◆ **Exercise requirements**
All of the records listed below should be retyped exactly.

◆ **Exercise data**
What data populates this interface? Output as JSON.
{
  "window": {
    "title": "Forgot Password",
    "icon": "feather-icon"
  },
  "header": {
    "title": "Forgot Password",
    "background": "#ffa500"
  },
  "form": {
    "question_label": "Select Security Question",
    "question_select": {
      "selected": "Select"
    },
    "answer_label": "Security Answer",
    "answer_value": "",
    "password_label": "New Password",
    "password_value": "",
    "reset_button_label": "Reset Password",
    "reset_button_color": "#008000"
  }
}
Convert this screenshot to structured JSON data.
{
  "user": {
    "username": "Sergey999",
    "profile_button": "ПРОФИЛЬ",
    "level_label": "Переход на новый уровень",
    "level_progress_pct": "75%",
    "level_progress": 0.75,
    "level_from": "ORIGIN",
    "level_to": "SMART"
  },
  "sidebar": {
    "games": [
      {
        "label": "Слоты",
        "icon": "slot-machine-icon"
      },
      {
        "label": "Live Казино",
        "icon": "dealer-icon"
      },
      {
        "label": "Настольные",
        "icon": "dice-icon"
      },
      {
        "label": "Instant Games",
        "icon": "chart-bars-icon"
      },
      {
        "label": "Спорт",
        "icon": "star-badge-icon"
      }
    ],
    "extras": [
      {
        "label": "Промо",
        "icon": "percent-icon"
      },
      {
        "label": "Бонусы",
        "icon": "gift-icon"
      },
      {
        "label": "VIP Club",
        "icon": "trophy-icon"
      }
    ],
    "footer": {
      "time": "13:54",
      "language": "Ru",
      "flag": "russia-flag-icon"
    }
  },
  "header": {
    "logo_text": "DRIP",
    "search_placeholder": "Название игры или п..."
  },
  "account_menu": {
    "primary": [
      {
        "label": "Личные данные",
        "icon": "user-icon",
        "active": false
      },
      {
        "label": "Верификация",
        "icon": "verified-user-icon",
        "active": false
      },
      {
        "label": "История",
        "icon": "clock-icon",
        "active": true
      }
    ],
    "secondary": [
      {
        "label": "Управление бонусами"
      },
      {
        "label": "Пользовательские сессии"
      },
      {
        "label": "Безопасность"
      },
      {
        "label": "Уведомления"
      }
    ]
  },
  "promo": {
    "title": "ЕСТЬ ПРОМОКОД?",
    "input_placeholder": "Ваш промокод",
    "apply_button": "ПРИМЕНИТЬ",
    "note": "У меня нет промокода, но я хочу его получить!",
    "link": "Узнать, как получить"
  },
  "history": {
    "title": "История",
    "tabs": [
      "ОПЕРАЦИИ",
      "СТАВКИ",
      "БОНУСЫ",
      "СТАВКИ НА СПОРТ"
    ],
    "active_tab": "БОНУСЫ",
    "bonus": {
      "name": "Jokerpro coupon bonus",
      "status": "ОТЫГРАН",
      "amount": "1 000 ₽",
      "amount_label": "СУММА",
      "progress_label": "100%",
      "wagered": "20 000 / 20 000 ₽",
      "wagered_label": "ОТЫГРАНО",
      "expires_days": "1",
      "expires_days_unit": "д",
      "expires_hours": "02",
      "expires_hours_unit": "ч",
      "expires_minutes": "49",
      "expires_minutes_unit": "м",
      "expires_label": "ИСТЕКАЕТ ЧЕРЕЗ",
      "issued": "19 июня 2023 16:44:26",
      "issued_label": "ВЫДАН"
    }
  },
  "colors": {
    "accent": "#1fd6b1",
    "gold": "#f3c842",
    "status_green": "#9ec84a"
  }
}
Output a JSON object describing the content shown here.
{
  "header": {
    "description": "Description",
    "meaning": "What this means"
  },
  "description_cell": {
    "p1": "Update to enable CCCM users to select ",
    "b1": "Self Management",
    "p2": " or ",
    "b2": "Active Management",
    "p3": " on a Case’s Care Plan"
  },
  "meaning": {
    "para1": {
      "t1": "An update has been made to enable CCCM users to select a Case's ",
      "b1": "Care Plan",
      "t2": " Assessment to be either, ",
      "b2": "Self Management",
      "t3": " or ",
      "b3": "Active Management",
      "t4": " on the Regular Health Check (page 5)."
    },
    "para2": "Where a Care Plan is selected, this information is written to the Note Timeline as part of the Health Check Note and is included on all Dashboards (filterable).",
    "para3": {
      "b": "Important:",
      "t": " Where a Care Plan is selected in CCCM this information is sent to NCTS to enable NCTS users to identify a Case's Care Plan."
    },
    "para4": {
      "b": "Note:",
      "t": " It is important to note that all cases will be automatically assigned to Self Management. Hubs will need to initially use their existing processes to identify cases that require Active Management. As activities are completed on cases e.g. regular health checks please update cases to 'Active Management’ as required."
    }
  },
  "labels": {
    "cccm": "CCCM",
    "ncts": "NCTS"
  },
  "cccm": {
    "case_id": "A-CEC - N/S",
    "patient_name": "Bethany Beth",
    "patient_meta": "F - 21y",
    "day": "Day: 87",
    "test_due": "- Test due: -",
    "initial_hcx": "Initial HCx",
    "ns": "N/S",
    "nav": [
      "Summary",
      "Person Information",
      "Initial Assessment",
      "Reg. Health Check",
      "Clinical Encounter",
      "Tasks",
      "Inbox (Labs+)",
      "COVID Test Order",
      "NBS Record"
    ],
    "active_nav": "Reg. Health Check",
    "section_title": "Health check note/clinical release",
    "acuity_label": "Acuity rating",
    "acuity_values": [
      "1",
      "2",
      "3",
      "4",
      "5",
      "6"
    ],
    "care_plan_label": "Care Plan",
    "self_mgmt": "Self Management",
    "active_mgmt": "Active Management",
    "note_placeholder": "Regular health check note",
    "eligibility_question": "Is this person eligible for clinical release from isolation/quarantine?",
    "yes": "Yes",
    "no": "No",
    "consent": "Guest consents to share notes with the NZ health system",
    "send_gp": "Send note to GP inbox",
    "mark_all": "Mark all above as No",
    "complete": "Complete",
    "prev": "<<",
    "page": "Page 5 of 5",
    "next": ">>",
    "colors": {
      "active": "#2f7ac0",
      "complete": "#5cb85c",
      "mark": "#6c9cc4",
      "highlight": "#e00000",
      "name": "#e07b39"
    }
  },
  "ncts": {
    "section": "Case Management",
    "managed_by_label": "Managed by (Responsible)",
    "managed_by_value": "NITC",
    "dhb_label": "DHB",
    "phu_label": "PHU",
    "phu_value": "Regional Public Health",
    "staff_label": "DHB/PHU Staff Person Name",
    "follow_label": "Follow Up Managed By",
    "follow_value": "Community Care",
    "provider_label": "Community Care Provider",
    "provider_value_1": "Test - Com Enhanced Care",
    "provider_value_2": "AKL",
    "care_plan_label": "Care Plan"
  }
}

◆ **Solution below**
What data populates this interface? Output as JSON.
{
  "window": {
    "title": "Forgot Password",
    "icon": "feather-icon"
  },
  "header": {
    "title": "Forgot Password",
    "background": "#ffa500"
  },
  "form": {
    "question_label": "Select Security Question",
    "question_select": {
      "selected": "Select"
    },
    "answer_label": "Security Answer",
    "answer_value": "",
    "password_label": "New Password",
    "password_value": "",
    "reset_button_label": "Reset Password",
    "reset_button_color": "#008000"
  }
}
Convert this screenshot to structured JSON data.
{
  "user": {
    "username": "Sergey999",
    "profile_button": "ПРОФИЛЬ",
    "level_label": "Переход на новый уровень",
    "level_progress_pct": "75%",
    "level_progress": 0.75,
    "level_from": "ORIGIN",
    "level_to": "SMART"
  },
  "sidebar": {
    "games": [
      {
        "label": "Слоты",
        "icon": "slot-machine-icon"
      },
      {
        "label": "Live Казино",
        "icon": "dealer-icon"
      },
      {
        "label": "Настольные",
        "icon": "dice-icon"
      },
      {
        "label": "Instant Games",
        "icon": "chart-bars-icon"
      },
      {
        "label": "Спорт",
        "icon": "star-badge-icon"
      }
    ],
    "extras": [
      {
        "label": "Промо",
        "icon": "percent-icon"
      },
      {
        "label": "Бонусы",
        "icon": "gift-icon"
      },
      {
        "label": "VIP Club",
        "icon": "trophy-icon"
      }
    ],
    "footer": {
      "time": "13:54",
      "language": "Ru",
      "flag": "russia-flag-icon"
    }
  },
  "header": {
    "logo_text": "DRIP",
    "search_placeholder": "Название игры или п..."
  },
  "account_menu": {
    "primary": [
      {
        "label": "Личные данные",
        "icon": "user-icon",
        "active": false
      },
      {
        "label": "Верификация",
        "icon": "verified-user-icon",
        "active": false
      },
      {
        "label": "История",
        "icon": "clock-icon",
        "active": true
      }
    ],
    "secondary": [
      {
        "label": "Управление бонусами"
      },
      {
        "label": "Пользовательские сессии"
      },
      {
        "label": "Безопасность"
      },
      {
        "label": "Уведомления"
      }
    ]
  },
  "promo": {
    "title": "ЕСТЬ ПРОМОКОД?",
    "input_placeholder": "Ваш промокод",
    "apply_button": "ПРИМЕНИТЬ",
    "note": "У меня нет промокода, но я хочу его получить!",
    "link": "Узнать, как получить"
  },
  "history": {
    "title": "История",
    "tabs": [
      "ОПЕРАЦИИ",
      "СТАВКИ",
      "БОНУСЫ",
      "СТАВКИ НА СПОРТ"
    ],
    "active_tab": "БОНУСЫ",
    "bonus": {
      "name": "Jokerpro coupon bonus",
      "status": "ОТЫГРАН",
      "amount": "1 000 ₽",
      "amount_label": "СУММА",
      "progress_label": "100%",
      "wagered": "20 000 / 20 000 ₽",
      "wagered_label": "ОТЫГРАНО",
      "expires_days": "1",
      "expires_days_unit": "д",
      "expires_hours": "02",
      "expires_hours_unit": "ч",
      "expires_minutes": "49",
      "expires_minutes_unit": "м",
      "expires_label": "ИСТЕКАЕТ ЧЕРЕЗ",
      "issued": "19 июня 2023 16:44:26",
      "issued_label": "ВЫДАН"
    }
  },
  "colors": {
    "accent": "#1fd6b1",
    "gold": "#f3c842",
    "status_green": "#9ec84a"
  }
}
Output a JSON object describing the content shown here.
{
  "header": {
    "description": "Description",
    "meaning": "What this means"
  },
  "description_cell": {
    "p1": "Update to enable CCCM users to select ",
    "b1": "Self Management",
    "p2": " or ",
    "b2": "Active Management",
    "p3": " on a Case’s Care Plan"
  },
  "meaning": {
    "para1": {
      "t1": "An update has been made to enable CCCM users to select a Case's ",
      "b1": "Care Plan",
      "t2": " Assessment to be either, ",
      "b2": "Self Management",
      "t3": " or ",
      "b3": "Active Management",
      "t4": " on the Regular Health Check (page 5)."
    },
    "para2": "Where a Care Plan is selected, this information is written to the Note Timeline as part of the Health Check Note and is included on all Dashboards (filterable).",
    "para3": {
      "b": "Important:",
      "t": " Where a Care Plan is selected in CCCM this information is sent to NCTS to enable NCTS users to identify a Case's Care Plan."
    },
    "para4": {
      "b": "Note:",
      "t": " It is important to note that all cases will be automatically assigned to Self Management. Hubs will need to initially use their existing processes to identify cases that require Active Management. As activities are completed on cases e.g. regular health checks please update cases to 'Active Management’ as required."
    }
  },
  "labels": {
    "cccm": "CCCM",
    "ncts": "NCTS"
  },
  "cccm": {
    "case_id": "A-CEC - N/S",
    "patient_name": "Bethany Beth",
    "patient_meta": "F - 21y",
    "day": "Day: 87",
    "test_due": "- Test due: -",
    "initial_hcx": "Initial HCx",
    "ns": "N/S",
    "nav": [
      "Summary",
      "Person Information",
      "Initial Assessment",
      "Reg. Health Check",
      "Clinical Encounter",
      "Tasks",
      "Inbox (Labs+)",
      "COVID Test Order",
      "NBS Record"
    ],
    "active_nav": "Reg. Health Check",
    "section_title": "Health check note/clinical release",
    "acuity_label": "Acuity rating",
    "acuity_values": [
      "1",
      "2",
      "3",
      "4",
      "5",
      "6"
    ],
    "care_plan_label": "Care Plan",
    "self_mgmt": "Self Management",
    "active_mgmt": "Active Management",
    "note_placeholder": "Regular health check note",
    "eligibility_question": "Is this person eligible for clinical release from isolation/quarantine?",
    "yes": "Yes",
    "no": "No",
    "consent": "Guest consents to share notes with the NZ health system",
    "send_gp": "Send note to GP inbox",
    "mark_all": "Mark all above as No",
    "complete": "Complete",
    "prev": "<<",
    "page": "Page 5 of 5",
    "next": ">>",
    "colors": {
      "active": "#2f7ac0",
      "complete": "#5cb85c",
      "mark": "#6c9cc4",
      "highlight": "#e00000",
      "name": "#e07b39"
    }
  },
  "ncts": {
    "section": "Case Management",
    "managed_by_label": "Managed by (Responsible)",
    "managed_by_value": "NITC",
    "dhb_label": "DHB",
    "phu_label": "PHU",
    "phu_value": "Regional Public Health",
    "staff_label": "DHB/PHU Staff Person Name",
    "follow_label": "Follow Up Managed By",
    "follow_value": "Community Care",
    "provider_label": "Community Care Provider",
    "provider_value_1": "Test - Com Enhanced Care",
    "provider_value_2": "AKL",
    "care_plan_label": "Care Plan"
  }
}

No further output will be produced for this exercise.